WHAT NEEDS TO BE DONE
The lines to find are those in the entries that hold the word "score"; copy every one of them.

RECORDS FOR THE TASK
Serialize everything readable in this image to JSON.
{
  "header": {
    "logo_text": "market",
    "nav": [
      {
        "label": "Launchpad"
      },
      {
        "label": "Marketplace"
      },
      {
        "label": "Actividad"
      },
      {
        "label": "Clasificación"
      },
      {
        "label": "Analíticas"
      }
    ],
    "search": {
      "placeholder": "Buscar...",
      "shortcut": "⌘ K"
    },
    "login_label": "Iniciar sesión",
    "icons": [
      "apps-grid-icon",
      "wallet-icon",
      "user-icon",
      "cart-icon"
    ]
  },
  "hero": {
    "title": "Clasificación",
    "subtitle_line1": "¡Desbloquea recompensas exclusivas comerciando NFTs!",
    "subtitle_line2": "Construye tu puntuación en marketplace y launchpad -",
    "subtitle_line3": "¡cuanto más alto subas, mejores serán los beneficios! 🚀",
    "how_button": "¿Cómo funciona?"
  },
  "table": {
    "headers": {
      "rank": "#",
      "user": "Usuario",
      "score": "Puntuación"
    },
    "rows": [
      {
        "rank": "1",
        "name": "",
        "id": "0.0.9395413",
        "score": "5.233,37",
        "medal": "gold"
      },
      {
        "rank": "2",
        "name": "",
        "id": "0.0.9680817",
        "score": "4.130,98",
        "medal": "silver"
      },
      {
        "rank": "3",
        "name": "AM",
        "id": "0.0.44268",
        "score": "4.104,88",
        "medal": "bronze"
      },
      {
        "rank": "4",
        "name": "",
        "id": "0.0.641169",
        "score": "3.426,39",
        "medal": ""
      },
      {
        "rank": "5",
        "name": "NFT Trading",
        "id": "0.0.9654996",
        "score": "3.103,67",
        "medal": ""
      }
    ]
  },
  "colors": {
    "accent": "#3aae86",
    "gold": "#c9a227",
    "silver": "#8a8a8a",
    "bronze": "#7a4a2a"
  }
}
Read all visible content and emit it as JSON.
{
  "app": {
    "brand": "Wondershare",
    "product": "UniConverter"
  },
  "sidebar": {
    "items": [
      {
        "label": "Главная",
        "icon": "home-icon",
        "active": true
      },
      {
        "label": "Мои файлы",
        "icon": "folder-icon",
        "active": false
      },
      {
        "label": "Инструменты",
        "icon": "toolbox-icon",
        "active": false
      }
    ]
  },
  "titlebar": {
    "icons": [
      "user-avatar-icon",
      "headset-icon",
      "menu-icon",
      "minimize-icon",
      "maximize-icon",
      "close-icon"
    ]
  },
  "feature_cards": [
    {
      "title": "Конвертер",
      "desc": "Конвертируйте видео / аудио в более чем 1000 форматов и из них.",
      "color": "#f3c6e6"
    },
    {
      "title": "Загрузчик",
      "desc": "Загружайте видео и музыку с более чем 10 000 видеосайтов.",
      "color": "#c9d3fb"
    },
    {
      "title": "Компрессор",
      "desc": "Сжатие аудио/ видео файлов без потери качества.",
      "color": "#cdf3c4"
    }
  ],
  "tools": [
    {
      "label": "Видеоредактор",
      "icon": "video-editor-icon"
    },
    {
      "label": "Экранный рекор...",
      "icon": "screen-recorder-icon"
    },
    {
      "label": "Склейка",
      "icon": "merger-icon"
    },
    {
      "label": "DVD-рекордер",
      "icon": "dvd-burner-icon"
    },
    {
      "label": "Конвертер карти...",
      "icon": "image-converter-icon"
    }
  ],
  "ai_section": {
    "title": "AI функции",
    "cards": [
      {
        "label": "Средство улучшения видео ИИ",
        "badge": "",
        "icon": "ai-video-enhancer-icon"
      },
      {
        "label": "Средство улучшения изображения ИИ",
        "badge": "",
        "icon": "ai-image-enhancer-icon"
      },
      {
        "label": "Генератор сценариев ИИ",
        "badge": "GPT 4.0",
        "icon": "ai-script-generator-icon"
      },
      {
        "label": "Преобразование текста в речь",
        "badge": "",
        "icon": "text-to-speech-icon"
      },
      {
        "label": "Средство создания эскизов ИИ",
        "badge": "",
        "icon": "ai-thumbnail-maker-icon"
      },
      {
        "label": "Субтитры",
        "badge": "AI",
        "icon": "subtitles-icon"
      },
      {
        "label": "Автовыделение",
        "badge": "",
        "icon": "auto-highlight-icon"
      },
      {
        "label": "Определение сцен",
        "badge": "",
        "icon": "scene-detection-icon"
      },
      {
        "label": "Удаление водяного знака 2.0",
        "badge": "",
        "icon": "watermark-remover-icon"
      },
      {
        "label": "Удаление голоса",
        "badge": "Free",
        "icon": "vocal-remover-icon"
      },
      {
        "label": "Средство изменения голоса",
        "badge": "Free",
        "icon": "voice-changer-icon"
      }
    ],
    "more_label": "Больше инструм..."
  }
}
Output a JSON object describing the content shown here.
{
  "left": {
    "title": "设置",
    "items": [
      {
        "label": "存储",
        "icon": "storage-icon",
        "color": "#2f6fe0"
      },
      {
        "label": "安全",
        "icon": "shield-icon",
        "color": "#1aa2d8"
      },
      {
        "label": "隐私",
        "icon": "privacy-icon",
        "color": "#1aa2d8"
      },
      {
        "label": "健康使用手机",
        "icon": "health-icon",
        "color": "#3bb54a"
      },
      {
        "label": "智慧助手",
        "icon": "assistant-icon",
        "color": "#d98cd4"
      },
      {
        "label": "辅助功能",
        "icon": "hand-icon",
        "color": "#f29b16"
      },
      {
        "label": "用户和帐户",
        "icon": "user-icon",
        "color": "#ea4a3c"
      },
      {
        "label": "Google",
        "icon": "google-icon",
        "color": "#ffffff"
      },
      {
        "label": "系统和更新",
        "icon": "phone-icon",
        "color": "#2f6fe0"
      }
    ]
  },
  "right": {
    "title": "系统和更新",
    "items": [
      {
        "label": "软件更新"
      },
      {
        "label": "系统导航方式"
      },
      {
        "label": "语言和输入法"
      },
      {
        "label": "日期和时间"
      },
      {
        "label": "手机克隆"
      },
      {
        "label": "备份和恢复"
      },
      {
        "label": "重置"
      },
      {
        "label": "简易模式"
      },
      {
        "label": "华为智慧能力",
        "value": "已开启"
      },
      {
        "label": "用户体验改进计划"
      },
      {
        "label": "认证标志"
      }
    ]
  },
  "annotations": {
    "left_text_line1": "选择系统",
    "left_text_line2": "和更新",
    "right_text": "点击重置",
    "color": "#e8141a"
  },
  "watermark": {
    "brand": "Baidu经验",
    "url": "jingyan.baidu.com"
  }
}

FINISHED TASK
      "score": "Puntuación"
        "score": "5.233,37",
        "score": "4.130,98",
        "score": "4.104,88",
        "score": "3.426,39",
        "score": "3.103,67",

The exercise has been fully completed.